Frequently Asked Questions About Georgia Family Law

Family law issues can be emotionally charged and complex, requiring specialized legal expertise to navigate effectively. Our Georgia family law attorneys can guide you through these challenges and prioritize the best interests of all parties, especially children.

Below, we have answered some of the common questions asked by our clients.

What is the difference between separate property and marital property in Georgia?

In Georgia, separate property is classified as assets acquired by either spouse before the marriage, inheritances received by one spouse, gifts given solely to one spouse or assets separated through a prenuptial contract. Alternately, marital property is assets acquired during the marriage, regardless of which spouse earned or received them.

What is equitable distribution, and why isn’t property divided 50/50 in Georgia?

Equitable distribution is the principle applied in Georgia divorces to divide marital property fairly, though not necessarily equally, between spouses. A 50/50 split might seem like a straightforward solution, but it may not always be equitable, depending on the circumstances of each case.

Factors such as the marriage duration, each spouse’s financial contributions, earning capacities and respective needs are considered in determining a fair division of assets.

How is child support calculated in Georgia?

In Georgia, child support is calculated using an income-sharing approach, which considers both parents’ incomes and certain expenses related to the child’s care.

Each parent’s gross income is calculated, and certain adjustments may be made. The parents’ adjusted gross incomes are then combined to determine the total income available for child support.

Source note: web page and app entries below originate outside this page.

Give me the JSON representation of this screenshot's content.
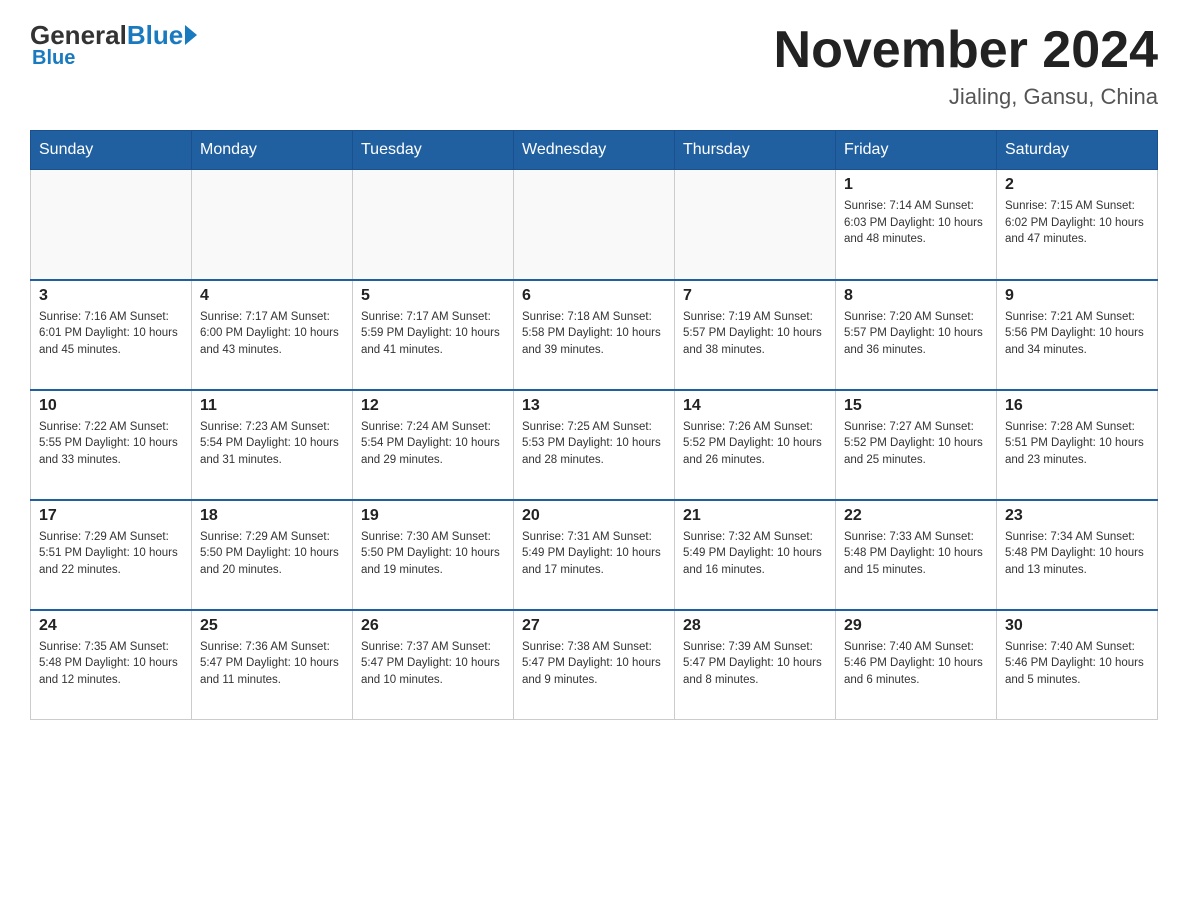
{
  "header": {
    "logo_general": "General",
    "logo_blue": "Blue",
    "title": "November 2024",
    "subtitle": "Jialing, Gansu, China"
  },
  "weekdays": [
    "Sunday",
    "Monday",
    "Tuesday",
    "Wednesday",
    "Thursday",
    "Friday",
    "Saturday"
  ],
  "weeks": [
    [
      {
        "day": "",
        "info": ""
      },
      {
        "day": "",
        "info": ""
      },
      {
        "day": "",
        "info": ""
      },
      {
        "day": "",
        "info": ""
      },
      {
        "day": "",
        "info": ""
      },
      {
        "day": "1",
        "info": "Sunrise: 7:14 AM\nSunset: 6:03 PM\nDaylight: 10 hours\nand 48 minutes."
      },
      {
        "day": "2",
        "info": "Sunrise: 7:15 AM\nSunset: 6:02 PM\nDaylight: 10 hours\nand 47 minutes."
      }
    ],
    [
      {
        "day": "3",
        "info": "Sunrise: 7:16 AM\nSunset: 6:01 PM\nDaylight: 10 hours\nand 45 minutes."
      },
      {
        "day": "4",
        "info": "Sunrise: 7:17 AM\nSunset: 6:00 PM\nDaylight: 10 hours\nand 43 minutes."
      },
      {
        "day": "5",
        "info": "Sunrise: 7:17 AM\nSunset: 5:59 PM\nDaylight: 10 hours\nand 41 minutes."
      },
      {
        "day": "6",
        "info": "Sunrise: 7:18 AM\nSunset: 5:58 PM\nDaylight: 10 hours\nand 39 minutes."
      },
      {
        "day": "7",
        "info": "Sunrise: 7:19 AM\nSunset: 5:57 PM\nDaylight: 10 hours\nand 38 minutes."
      },
      {
        "day": "8",
        "info": "Sunrise: 7:20 AM\nSunset: 5:57 PM\nDaylight: 10 hours\nand 36 minutes."
      },
      {
        "day": "9",
        "info": "Sunrise: 7:21 AM\nSunset: 5:56 PM\nDaylight: 10 hours\nand 34 minutes."
      }
    ],
    [
      {
        "day": "10",
        "info": "Sunrise: 7:22 AM\nSunset: 5:55 PM\nDaylight: 10 hours\nand 33 minutes."
      },
      {
        "day": "11",
        "info": "Sunrise: 7:23 AM\nSunset: 5:54 PM\nDaylight: 10 hours\nand 31 minutes."
      },
      {
        "day": "12",
        "info": "Sunrise: 7:24 AM\nSunset: 5:54 PM\nDaylight: 10 hours\nand 29 minutes."
      },
      {
        "day": "13",
        "info": "Sunrise: 7:25 AM\nSunset: 5:53 PM\nDaylight: 10 hours\nand 28 minutes."
      },
      {
        "day": "14",
        "info": "Sunrise: 7:26 AM\nSunset: 5:52 PM\nDaylight: 10 hours\nand 26 minutes."
      },
      {
        "day": "15",
        "info": "Sunrise: 7:27 AM\nSunset: 5:52 PM\nDaylight: 10 hours\nand 25 minutes."
      },
      {
        "day": "16",
        "info": "Sunrise: 7:28 AM\nSunset: 5:51 PM\nDaylight: 10 hours\nand 23 minutes."
      }
    ],
    [
      {
        "day": "17",
        "info": "Sunrise: 7:29 AM\nSunset: 5:51 PM\nDaylight: 10 hours\nand 22 minutes."
      },
      {
        "day": "18",
        "info": "Sunrise: 7:29 AM\nSunset: 5:50 PM\nDaylight: 10 hours\nand 20 minutes."
      },
      {
        "day": "19",
        "info": "Sunrise: 7:30 AM\nSunset: 5:50 PM\nDaylight: 10 hours\nand 19 minutes."
      },
      {
        "day": "20",
        "info": "Sunrise: 7:31 AM\nSunset: 5:49 PM\nDaylight: 10 hours\nand 17 minutes."
      },
      {
        "day": "21",
        "info": "Sunrise: 7:32 AM\nSunset: 5:49 PM\nDaylight: 10 hours\nand 16 minutes."
      },
      {
        "day": "22",
        "info": "Sunrise: 7:33 AM\nSunset: 5:48 PM\nDaylight: 10 hours\nand 15 minutes."
      },
      {
        "day": "23",
        "info": "Sunrise: 7:34 AM\nSunset: 5:48 PM\nDaylight: 10 hours\nand 13 minutes."
      }
    ],
    [
      {
        "day": "24",
        "info": "Sunrise: 7:35 AM\nSunset: 5:48 PM\nDaylight: 10 hours\nand 12 minutes."
      },
      {
        "day": "25",
        "info": "Sunrise: 7:36 AM\nSunset: 5:47 PM\nDaylight: 10 hours\nand 11 minutes."
      },
      {
        "day": "26",
        "info": "Sunrise: 7:37 AM\nSunset: 5:47 PM\nDaylight: 10 hours\nand 10 minutes."
      },
      {
        "day": "27",
        "info": "Sunrise: 7:38 AM\nSunset: 5:47 PM\nDaylight: 10 hours\nand 9 minutes."
      },
      {
        "day": "28",
        "info": "Sunrise: 7:39 AM\nSunset: 5:47 PM\nDaylight: 10 hours\nand 8 minutes."
      },
      {
        "day": "29",
        "info": "Sunrise: 7:40 AM\nSunset: 5:46 PM\nDaylight: 10 hours\nand 6 minutes."
      },
      {
        "day": "30",
        "info": "Sunrise: 7:40 AM\nSunset: 5:46 PM\nDaylight: 10 hours\nand 5 minutes."
      }
    ]
  ]
}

How is child custody typically allocated in a Georgia divorce?

Child custody arrangements in Georgia prioritize the best interests of the child. Several factors are considered when determining custody. While joint custody may be awarded if deemed in the child’s best interests, primary physical custody may be granted to one parent, with the other receiving visitation rights.

Get Started With Our Attorneys

At Wiggins Casto Barrow, PA, we understand family law matters can be hard to deal with. If you have additional questions, our legal team can help. Call 706-842-6451 or use our online form today and arrange your consultation.